Do not talk to or touch the puppy (unless there is actually a problem). Reassured, return to your tea/television/music, and continue ignoring until the crying subsides.
Once there has been silence for at least 1 hour, go to the crate armed with lots of praise and a treat. Take them straight outside to go to the toilet. This will help them learn to associate quiet crate time with a treat at the end, and a predictable toilet cue.
Some dogs will catch on to this quickly, others will be more resistant. Once you’ve had your practice run, and feel confident that your pup is safe in their little bedroom, it’s time for bed. Remember, once those curtains are closed, you must resist the urge to open the crate and soothe your noisy pup.
If you stay strong, in most cases, you will only need to endure 2-3 noisy nights before your pup realizes that no amount of screaming, pleading, or yelping is going to get you to release them, and they will eventually go to sleep.
When you find yourself feeling mean for letting them cry themselves to sleep, remember these important points:
- FOR EVERY
- 1 time you go to your pup to reassure them when they are crying in their crate,
- add 2 hours to their noisy period,
- and 3 more noisy nights.

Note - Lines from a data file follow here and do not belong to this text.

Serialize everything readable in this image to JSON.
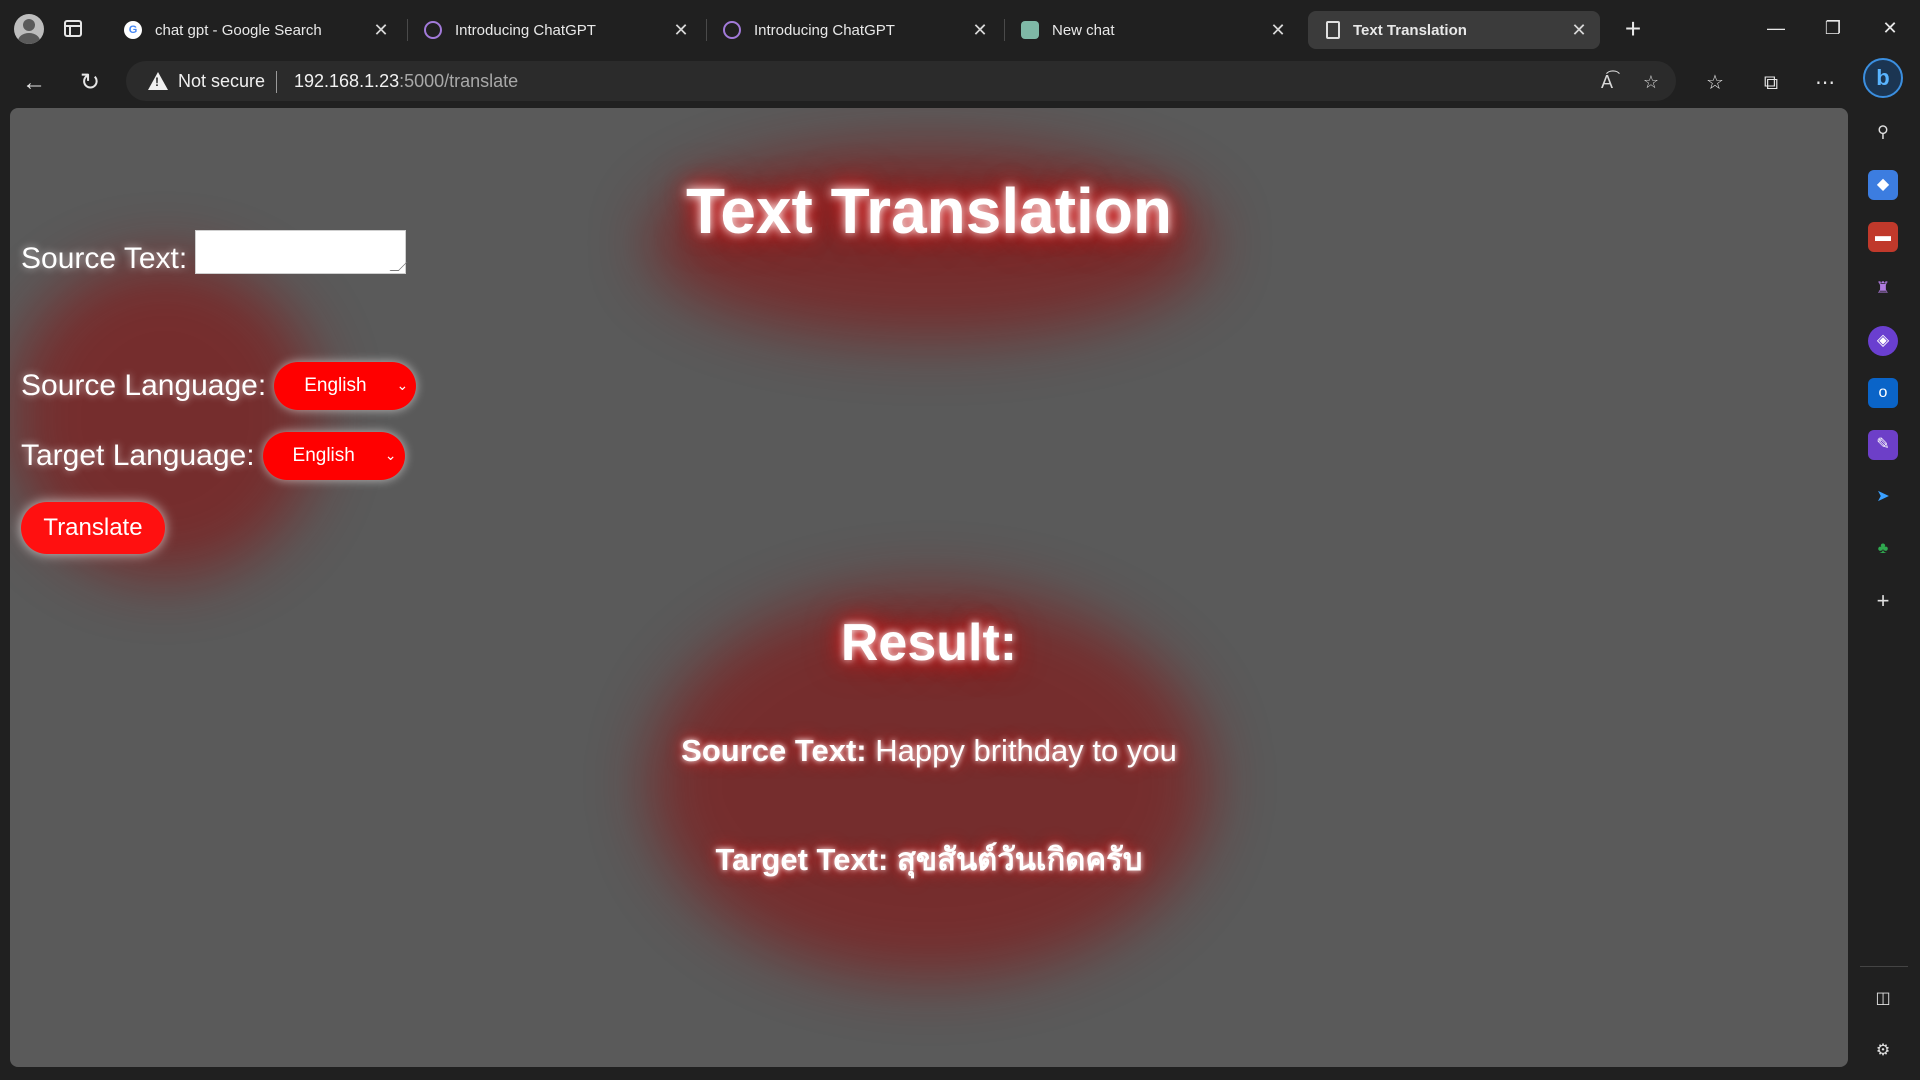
{
  "browser": {
    "tabs": [
      {
        "title": "chat gpt - Google Search",
        "icon": "google-icon",
        "active": false
      },
      {
        "title": "Introducing ChatGPT",
        "icon": "openai-icon",
        "active": false
      },
      {
        "title": "Introducing ChatGPT",
        "icon": "openai-icon",
        "active": false
      },
      {
        "title": "New chat",
        "icon": "chatgpt-icon",
        "active": false
      },
      {
        "title": "Text Translation",
        "icon": "page-icon",
        "active": true
      }
    ],
    "security_label": "Not secure",
    "url_host": "192.168.1.23",
    "url_path": ":5000/translate"
  },
  "page": {
    "title": "Text Translation",
    "form": {
      "source_text_label": "Source Text:",
      "source_text_value": "",
      "source_language_label": "Source Language:",
      "source_language_value": "English",
      "target_language_label": "Target Language:",
      "target_language_value": "English",
      "translate_button": "Translate"
    },
    "result": {
      "heading": "Result:",
      "source_label": "Source Text:",
      "source_value": "Happy brithday to you",
      "target_label": "Target Text:",
      "target_value": "สุขสันต์วันเกิดครับ"
    }
  },
  "colors": {
    "accent_red": "#ff0000",
    "page_background": "#5a5a5a",
    "glow": "#c00000"
  }
}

- If you “rescue” your pup from their crate, they will see it as something they need rescuing from.
- Once your pup learns that their crate is for chilling out and sleeping, you will know that you have a safe place you can leave them when you go out, knowing that your furniture, carpet, power cords etc are safe from sharp teeth, and your precious pup is safe from injuring, electrocuting or trapping itself in your house.
- Pups will avoid toileting in their bed, so the sooner they associate their crate with being their bed, toilet training gets a whole lot easier.
11. Respect The Safe Space
Once you have successfully introduced your pup to the idea of their crate being their safe space, make sure that the family respects that space. This is particularly important for children.
Adults should be able to retrieve the dog from its crate when needed, but if your pup takes itself off to its crate, kids need to know that they must respect the pup’s quiet time.
There we have it, 11 hot tips, tried and tested, to help your dog come to love their crate and have a safe, quiet space to sleep in.
Crates really are a great way to help dogs feel secure when we are out, as they do not need to worry about being alone in a big house or patrolling and protecting every room. They also help us feel happy about going out, or even just going for a shower, knowing our pup is safe and sound and not destroying the house.
If you follow the advice above, you will be on your way to peaceful nights, stress-free outings, and a calm dog to come home to.
When it comes to the first noisy nights of crate training, remember this:
If you’re feeling mean, you’re doing it right, and your pup will thank you in the end.